▸ Exercise material:

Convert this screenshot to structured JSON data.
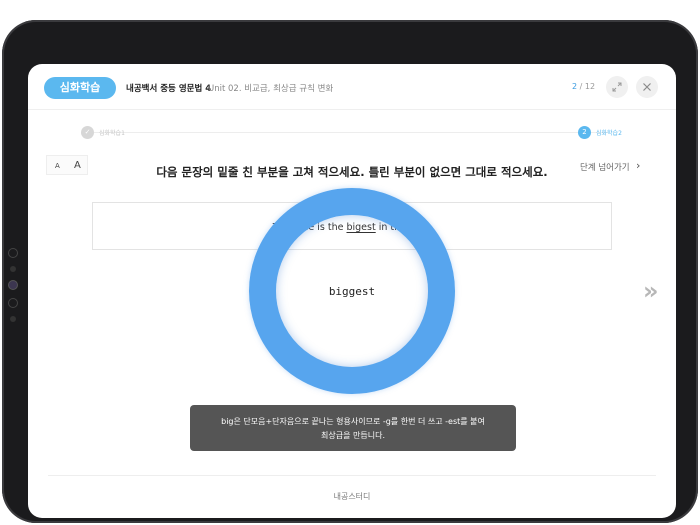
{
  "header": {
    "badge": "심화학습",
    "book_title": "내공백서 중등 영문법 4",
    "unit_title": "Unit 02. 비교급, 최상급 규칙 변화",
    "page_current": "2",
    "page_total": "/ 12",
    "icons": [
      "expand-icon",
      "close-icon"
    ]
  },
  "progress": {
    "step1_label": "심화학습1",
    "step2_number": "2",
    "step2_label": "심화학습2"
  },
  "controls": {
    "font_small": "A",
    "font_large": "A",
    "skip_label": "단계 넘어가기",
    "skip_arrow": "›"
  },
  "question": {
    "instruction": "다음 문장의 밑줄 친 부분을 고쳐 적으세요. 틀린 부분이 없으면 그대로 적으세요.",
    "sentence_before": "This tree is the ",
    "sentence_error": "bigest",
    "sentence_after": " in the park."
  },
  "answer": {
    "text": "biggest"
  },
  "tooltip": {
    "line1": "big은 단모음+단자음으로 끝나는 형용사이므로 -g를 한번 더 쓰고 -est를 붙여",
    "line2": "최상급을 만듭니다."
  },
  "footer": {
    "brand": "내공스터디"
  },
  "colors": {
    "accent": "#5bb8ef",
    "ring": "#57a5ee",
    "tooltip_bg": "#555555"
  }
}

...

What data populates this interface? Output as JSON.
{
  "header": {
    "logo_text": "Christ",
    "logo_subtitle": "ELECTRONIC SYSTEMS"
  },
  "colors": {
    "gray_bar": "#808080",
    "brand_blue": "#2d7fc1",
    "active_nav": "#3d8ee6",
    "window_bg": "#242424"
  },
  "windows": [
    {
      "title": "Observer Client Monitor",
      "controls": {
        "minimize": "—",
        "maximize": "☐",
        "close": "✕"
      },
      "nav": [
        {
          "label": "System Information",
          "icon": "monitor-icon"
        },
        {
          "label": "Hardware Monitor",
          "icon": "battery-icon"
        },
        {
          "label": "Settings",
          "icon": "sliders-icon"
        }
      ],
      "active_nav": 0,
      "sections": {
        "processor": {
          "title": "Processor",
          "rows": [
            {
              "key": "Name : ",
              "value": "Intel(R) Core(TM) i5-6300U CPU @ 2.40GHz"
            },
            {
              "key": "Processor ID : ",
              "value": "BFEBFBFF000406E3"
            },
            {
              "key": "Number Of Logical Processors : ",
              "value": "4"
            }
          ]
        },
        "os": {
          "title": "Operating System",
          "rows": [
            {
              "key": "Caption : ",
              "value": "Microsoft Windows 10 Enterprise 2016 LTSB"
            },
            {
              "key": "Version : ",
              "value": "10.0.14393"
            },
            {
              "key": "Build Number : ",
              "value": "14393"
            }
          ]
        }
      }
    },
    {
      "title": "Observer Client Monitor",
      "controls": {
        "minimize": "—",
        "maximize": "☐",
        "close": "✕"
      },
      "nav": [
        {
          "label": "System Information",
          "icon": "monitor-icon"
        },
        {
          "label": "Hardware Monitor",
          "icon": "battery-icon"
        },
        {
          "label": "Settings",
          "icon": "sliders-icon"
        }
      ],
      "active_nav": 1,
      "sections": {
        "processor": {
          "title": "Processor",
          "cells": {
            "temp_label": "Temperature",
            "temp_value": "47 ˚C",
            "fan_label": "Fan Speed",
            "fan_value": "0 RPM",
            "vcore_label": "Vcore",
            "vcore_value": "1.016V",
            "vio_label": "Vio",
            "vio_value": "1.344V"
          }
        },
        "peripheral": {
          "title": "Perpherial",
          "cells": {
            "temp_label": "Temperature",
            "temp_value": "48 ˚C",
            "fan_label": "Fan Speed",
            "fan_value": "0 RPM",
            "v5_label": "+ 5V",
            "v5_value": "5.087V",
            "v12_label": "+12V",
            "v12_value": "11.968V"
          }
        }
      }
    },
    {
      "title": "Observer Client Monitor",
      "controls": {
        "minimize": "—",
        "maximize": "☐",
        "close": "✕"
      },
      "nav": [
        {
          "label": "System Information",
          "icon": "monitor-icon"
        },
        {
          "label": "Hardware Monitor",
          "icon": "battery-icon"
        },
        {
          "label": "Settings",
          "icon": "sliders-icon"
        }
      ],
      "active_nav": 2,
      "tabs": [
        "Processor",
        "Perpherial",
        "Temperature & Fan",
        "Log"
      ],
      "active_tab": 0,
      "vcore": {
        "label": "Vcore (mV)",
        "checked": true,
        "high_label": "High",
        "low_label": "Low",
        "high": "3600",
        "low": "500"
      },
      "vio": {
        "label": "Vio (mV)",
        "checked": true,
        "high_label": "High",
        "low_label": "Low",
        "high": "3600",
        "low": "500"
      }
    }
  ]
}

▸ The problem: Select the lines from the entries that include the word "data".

▸ Your response:
Convert this screenshot to structured JSON data.
What data populates this interface? Output as JSON.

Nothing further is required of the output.